View gallery - 38 images

The Royal Navy re-entered the strike carrier business as the first two F-35B Lightning II stealth fighters touched down on the flight deck of HMS Queen Elizabeth on September 25. Under the control of Royal Navy Commander Nathan Gray and RAF Squadron Leader Andy Edgell, the VSTOL aircraft landed on the deck of the supercarrier before taking off using the ship's ski jump on the first of more than 500 take-offs and landings scheduled over the next 11 weeks.

The largest warship ever built for the Royal Navy, HMS Queen Elizabeth and its crew of 1,400 sailors, flight crew, and Royal Marines is currently in the Atlantic off the US Eastern Seaboard. This is the ship's first visit to the United States where it will take onboard the first of up to 24 of the supersonic fighters and carry out joint maneuvers with British and foreign naval vessels.

Though this is the first time a fixed-wing aircraft has landed and taken off from a British warship since HMS Ark Royal was decommissioned in 2011, Royal Navy and Royal Air Force pilots have continued training in the United States on an exchange program to maintain the skill sets needed for carrier operations. This included thousands of hours of simulator practice, test flying the F-35 variants, and working as flight crews aboard US Navy carriers.

F-35B in VSTOL mode
F-35B in VSTOL mode

The Royal Navy says HMS Queen Elizabeth and the F-35Bs will be put through a number of trials over next next few weeks in various sea and weather conditions as part of a task force that will include the Type 23 frigate HMS Monmouth and the US Arleigh Burke-class destroyer USS Lassen. Afterwards, the carrier will pay a goodwill visit to New York City.

"No words can explain how it felt to turn the corner at 500 mph (805 km/h) and see HMS Queen Elizabeth awaiting the arrival of her first F-35 jets. I feel incredibly privileged," says Commander Gray. "For a naval aviator it is always a special moment when you spot the carrier in the distance, hidden within a gray expanse of ocean. HMS Queen Elizabeth is a floating city, home to hundreds of fellow sailors and Royal Marines, and it's been a particularly poignant day."

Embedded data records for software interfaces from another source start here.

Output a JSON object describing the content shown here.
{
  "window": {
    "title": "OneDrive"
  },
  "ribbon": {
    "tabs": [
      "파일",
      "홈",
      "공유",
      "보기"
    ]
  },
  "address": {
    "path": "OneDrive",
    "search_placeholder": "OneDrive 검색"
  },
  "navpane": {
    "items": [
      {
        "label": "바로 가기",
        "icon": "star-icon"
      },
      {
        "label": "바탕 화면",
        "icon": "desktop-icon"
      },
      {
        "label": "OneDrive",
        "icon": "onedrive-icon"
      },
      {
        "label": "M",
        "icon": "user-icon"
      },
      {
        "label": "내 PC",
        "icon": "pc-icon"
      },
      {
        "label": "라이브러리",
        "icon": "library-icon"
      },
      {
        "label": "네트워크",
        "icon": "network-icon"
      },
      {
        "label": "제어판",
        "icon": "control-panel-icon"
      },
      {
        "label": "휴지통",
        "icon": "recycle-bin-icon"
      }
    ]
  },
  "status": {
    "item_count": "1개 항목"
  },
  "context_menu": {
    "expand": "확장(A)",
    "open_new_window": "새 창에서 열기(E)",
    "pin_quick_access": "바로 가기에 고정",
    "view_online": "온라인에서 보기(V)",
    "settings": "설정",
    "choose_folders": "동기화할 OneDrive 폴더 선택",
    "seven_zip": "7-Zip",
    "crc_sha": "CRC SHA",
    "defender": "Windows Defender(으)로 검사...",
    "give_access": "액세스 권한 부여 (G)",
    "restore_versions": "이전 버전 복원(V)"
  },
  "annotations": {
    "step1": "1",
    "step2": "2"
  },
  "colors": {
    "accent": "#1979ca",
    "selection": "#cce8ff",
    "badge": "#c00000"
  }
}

F-35B using vectored thrust for takeoff
F-35B using vectored thrust for takeoff

HMS Queen Elizabeth is scheduled to enter full service in 2021, followed shortly by her sister ship, HMS Prince of Wales, which is currently completing construction in Scotland.

The video below shows the historic landing and takeoff.

Source: Royal Navy

HMS Queen Elizabeth first deck landings | Royal Navy

View gallery - 38 images
3 comments
Derek Howe
Awesome. Nice to hear some good news on the F-35, it's a great aircraft, but like virtually every new aircraft, it takes a while to work out all the issues.
ljaques
Cool. Good to see the $122M plane perform well. And they ended the vid with great music, too. #alwayshardrocker
guzmanchinky
That is a very good looking jet. If there's one thing the Americans do best it's military aircraft.